This is of immense value to Islamic countries for the reasons
already mentioned in the first issue of our magazine. Religious tourism reveals many perspectives in culture and economy. Exploring and developing religious landmarks and facilities would lead to the rise of tourism within Islamic countries. This could very well produce a wider, more positive response. Relevant examples here might include:
The plan of the Kingdom of Saudi Arabia to extend Umrah to cover ten months in addition to the two months of the Hajj pilgrimage. The success already achieved in this respect has encouraged Saudi Arabia to announce that it is to attract more tourists to visit other landmarks in the country. It should also be noted that Saudi Arabia is considered to be one of the leading countries in properly organising and planning the receiving of thousands of tourists every day.
The city of Sayyidah Zaynab on the outskirts of Damascus used to be a small mosque with a shrine fifty years ago. It was a simple construction in the middle of a planting area. Today it has become one of the more remarkable landmarks of Greater al-Sham. Its population is 100,000, excluding the tens or perhaps hundreds of thousands of visitors and tourists who come to the area monthly. The government of Egypt has planned a huge tourist project for the archaeological Fatimid sites in Cairo and has prepared all the necessary maps to develop these sites in order to receive further tourists to view the landmarks more easily.
Iraq is also moving towards promoting Islamic Tourism, as Mr Abboud al-Tufayli, chairman of al-Najaf Trade and Commerce Chamber, and one of the delegates to the symposium, stated when he reiterated that the best investment in Iraq today is reli-gious tourism which can yield a high income within two years, especially in the sectors of hotels, accommodation, restaurants, and related services.

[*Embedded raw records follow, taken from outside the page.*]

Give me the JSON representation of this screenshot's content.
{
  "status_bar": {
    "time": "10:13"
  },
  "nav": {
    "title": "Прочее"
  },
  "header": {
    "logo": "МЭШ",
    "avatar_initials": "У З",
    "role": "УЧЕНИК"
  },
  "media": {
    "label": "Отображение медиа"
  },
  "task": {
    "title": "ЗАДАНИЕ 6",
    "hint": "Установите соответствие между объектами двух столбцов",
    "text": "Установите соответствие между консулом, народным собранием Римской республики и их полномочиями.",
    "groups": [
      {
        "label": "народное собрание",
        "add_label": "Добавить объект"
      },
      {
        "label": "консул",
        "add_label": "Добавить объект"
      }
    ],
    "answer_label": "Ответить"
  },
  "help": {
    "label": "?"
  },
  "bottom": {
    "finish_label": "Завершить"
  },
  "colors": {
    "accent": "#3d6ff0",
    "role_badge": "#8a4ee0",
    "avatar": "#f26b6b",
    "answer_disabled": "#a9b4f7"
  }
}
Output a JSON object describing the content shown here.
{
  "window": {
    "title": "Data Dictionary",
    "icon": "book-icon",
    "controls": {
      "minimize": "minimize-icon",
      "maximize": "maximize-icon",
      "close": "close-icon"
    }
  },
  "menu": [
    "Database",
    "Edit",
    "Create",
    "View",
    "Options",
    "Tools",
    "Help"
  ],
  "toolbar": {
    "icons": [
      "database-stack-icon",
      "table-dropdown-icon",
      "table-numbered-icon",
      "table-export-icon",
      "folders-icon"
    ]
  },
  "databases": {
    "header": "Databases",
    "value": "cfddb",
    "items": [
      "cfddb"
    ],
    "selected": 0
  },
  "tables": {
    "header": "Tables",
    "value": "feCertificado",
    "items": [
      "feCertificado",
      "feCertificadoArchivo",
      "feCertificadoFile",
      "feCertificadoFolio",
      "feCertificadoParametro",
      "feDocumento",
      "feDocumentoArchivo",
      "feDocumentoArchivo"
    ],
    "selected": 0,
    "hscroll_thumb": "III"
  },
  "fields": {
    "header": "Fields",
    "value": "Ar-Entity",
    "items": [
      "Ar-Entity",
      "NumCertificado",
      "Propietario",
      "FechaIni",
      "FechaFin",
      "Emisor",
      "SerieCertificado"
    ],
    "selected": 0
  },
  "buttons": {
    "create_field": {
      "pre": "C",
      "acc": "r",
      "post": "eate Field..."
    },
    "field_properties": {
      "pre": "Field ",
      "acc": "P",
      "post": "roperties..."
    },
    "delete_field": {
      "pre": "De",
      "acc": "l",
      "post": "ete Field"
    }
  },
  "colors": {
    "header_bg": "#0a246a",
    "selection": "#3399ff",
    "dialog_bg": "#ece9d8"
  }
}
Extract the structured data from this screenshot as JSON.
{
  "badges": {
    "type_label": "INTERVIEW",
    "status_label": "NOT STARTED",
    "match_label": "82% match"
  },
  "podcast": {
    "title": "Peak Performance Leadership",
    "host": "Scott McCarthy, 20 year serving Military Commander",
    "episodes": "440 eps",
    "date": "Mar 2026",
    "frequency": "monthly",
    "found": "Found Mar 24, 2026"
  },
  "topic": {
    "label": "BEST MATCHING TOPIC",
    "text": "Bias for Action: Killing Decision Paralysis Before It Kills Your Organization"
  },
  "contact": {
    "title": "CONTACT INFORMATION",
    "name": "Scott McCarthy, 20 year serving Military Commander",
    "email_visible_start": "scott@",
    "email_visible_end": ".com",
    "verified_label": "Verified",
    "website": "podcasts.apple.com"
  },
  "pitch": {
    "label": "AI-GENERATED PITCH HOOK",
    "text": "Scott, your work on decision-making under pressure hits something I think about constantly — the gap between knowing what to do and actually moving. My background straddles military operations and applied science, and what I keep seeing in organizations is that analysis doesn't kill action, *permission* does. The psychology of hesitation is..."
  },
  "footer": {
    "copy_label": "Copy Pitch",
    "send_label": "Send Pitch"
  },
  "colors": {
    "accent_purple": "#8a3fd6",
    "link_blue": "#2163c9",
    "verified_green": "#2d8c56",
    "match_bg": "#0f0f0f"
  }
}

Finally, the Islamic Republic of Iran has arguably preceded all others in the area of promoting Islamic Tourism. Here, religious tourism has obtained a particular significance with the help of its citizens. Today, Iran can be a microcosm for analysis and study in the tourism sector.
The government of Egypt has planned
a huge tourist project for the archaeological
Fatimid sites in Cairo and has prepared all the
necessary maps to develop these sites in order
to receive further tourists to view the landmarks
The recommendations of Islamic Tourism magazine in this issue address governments whose concern it is to boost cultural and other types of tourism. They have to start internally by:
Protecting the environment and beautifying the areas in the immediate vicinity of tourist sites, as well as providing these areas with the necessary services, including constructing ways to facilitate reaching them.
Establishing local tourist companies to organise regular trips for tourists, visitors and citizens by air-conditioned coaches to archaeological, cultural and tourist landmarks, including providing entertainment programmes for them.
Encouraging local, industrial and agricultural products, as well as traditional and popular handicrafts, for introduction and sale to tourists.
Considering the significance of the role of media and newspapers in highlighting the evolution in local and international tourism.
Considering the importance of media, newspapers and the internet to promote cultural tourism.
Preserving the environment, in particular the tourist sites and their surroundings.
Promoting the industrial, agricultural, and traditional crafts and popular products by introducing and selling them to tourists.
Beautifying the surrounding areas of tourist sites and providing them with the necessary services; setting up modern highways to reach them easily.
Promoting and facilitating local and international fairs that spe-cialise in publicising cultural tourism awareness.
Educating the people living around cultural sites, who are in close contact with tourists, by introducing to them the history and civili-sation of their area, promoting ideas of preservation and care of landmarks.
May God Bless one and all!
A. S. Shakiry